• _EXERCISE REQUIREMENTS_
"Enumerate this screenshot's" appears in one line of the records below. Output that line and each one after it, exactly, through the last line.

───── DATA UNDER STUDY ─────

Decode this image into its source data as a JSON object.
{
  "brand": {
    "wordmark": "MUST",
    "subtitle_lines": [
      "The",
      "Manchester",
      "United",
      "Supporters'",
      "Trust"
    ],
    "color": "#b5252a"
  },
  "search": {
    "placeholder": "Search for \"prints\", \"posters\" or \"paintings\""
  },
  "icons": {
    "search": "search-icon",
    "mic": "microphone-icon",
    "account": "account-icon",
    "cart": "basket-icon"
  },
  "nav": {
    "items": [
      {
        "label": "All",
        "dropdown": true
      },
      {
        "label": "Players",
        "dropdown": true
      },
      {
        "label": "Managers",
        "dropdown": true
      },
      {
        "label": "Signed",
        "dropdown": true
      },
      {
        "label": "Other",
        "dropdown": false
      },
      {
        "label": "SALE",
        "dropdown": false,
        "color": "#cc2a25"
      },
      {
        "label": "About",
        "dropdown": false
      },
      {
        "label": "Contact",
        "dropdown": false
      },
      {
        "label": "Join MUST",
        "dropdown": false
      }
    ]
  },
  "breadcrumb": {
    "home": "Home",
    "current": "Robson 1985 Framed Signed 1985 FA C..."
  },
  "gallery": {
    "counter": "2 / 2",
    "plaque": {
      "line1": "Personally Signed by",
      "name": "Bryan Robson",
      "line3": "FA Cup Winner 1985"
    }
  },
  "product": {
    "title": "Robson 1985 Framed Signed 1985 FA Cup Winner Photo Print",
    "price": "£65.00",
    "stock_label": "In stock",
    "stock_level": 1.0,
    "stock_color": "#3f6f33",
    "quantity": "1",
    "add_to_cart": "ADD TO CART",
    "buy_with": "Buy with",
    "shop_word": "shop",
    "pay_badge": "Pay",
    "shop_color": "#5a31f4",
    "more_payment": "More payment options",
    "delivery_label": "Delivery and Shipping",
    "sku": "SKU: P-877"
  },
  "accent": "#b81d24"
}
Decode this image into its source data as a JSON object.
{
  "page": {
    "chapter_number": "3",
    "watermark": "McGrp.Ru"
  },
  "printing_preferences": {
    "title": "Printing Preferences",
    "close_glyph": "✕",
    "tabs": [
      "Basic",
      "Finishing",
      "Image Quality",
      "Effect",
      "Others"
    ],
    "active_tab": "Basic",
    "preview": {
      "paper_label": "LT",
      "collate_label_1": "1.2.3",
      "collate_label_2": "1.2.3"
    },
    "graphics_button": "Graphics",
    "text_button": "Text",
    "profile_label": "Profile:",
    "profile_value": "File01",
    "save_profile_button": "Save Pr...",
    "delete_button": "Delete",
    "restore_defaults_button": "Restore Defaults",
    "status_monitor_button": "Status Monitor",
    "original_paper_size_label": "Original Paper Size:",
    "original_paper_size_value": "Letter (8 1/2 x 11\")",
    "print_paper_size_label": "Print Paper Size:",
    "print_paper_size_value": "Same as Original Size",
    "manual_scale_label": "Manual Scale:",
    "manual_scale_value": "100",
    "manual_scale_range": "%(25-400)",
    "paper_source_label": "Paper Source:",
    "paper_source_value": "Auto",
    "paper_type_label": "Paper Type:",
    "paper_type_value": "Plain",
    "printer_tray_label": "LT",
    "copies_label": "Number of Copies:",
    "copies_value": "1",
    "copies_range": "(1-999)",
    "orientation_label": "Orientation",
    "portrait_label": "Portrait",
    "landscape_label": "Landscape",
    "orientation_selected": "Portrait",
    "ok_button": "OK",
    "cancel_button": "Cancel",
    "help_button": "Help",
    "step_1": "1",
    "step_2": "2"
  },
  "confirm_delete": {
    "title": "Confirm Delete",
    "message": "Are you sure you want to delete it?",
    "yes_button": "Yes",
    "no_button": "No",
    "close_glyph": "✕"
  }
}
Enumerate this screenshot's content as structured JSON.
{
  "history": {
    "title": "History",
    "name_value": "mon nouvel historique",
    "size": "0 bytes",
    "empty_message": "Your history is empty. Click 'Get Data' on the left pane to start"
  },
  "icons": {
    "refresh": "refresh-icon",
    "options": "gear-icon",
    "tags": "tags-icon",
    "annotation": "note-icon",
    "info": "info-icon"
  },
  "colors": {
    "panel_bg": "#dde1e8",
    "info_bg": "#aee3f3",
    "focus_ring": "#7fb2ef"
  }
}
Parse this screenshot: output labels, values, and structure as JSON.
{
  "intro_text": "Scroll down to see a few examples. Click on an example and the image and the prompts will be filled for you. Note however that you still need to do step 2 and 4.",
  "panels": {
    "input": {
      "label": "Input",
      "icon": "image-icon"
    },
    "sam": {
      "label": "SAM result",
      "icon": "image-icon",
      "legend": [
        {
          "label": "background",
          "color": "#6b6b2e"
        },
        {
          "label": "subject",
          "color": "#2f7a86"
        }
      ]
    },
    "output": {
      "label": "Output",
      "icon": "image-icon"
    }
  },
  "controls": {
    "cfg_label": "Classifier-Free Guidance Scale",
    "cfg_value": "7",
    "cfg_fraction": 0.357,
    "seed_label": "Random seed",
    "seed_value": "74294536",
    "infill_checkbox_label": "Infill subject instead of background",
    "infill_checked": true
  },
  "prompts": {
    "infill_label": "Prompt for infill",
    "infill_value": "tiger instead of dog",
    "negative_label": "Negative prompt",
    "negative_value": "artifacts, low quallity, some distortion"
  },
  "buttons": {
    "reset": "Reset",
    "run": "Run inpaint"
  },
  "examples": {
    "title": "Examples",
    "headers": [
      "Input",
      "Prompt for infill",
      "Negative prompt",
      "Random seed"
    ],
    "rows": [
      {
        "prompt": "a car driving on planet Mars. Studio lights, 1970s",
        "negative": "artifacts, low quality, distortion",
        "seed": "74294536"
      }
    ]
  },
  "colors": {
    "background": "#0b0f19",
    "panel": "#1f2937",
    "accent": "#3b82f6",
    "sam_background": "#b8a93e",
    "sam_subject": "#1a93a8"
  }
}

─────

• _ANSWER TO THIS EXERCISE_
Enumerate this screenshot's content as structured JSON.
{
  "history": {
    "title": "History",
    "name_value": "mon nouvel historique",
    "size": "0 bytes",
    "empty_message": "Your history is empty. Click 'Get Data' on the left pane to start"
  },
  "icons": {
    "refresh": "refresh-icon",
    "options": "gear-icon",
    "tags": "tags-icon",
    "annotation": "note-icon",
    "info": "info-icon"
  },
  "colors": {
    "panel_bg": "#dde1e8",
    "info_bg": "#aee3f3",
    "focus_ring": "#7fb2ef"
  }
}
Parse this screenshot: output labels, values, and structure as JSON.
{
  "intro_text": "Scroll down to see a few examples. Click on an example and the image and the prompts will be filled for you. Note however that you still need to do step 2 and 4.",
  "panels": {
    "input": {
      "label": "Input",
      "icon": "image-icon"
    },
    "sam": {
      "label": "SAM result",
      "icon": "image-icon",
      "legend": [
        {
          "label": "background",
          "color": "#6b6b2e"
        },
        {
          "label": "subject",
          "color": "#2f7a86"
        }
      ]
    },
    "output": {
      "label": "Output",
      "icon": "image-icon"
    }
  },
  "controls": {
    "cfg_label": "Classifier-Free Guidance Scale",
    "cfg_value": "7",
    "cfg_fraction": 0.357,
    "seed_label": "Random seed",
    "seed_value": "74294536",
    "infill_checkbox_label": "Infill subject instead of background",
    "infill_checked": true
  },
  "prompts": {
    "infill_label": "Prompt for infill",
    "infill_value": "tiger instead of dog",
    "negative_label": "Negative prompt",
    "negative_value": "artifacts, low quallity, some distortion"
  },
  "buttons": {
    "reset": "Reset",
    "run": "Run inpaint"
  },
  "examples": {
    "title": "Examples",
    "headers": [
      "Input",
      "Prompt for infill",
      "Negative prompt",
      "Random seed"
    ],
    "rows": [
      {
        "prompt": "a car driving on planet Mars. Studio lights, 1970s",
        "negative": "artifacts, low quality, distortion",
        "seed": "74294536"
      }
    ]
  },
  "colors": {
    "background": "#0b0f19",
    "panel": "#1f2937",
    "accent": "#3b82f6",
    "sam_background": "#b8a93e",
    "sam_subject": "#1a93a8"
  }
}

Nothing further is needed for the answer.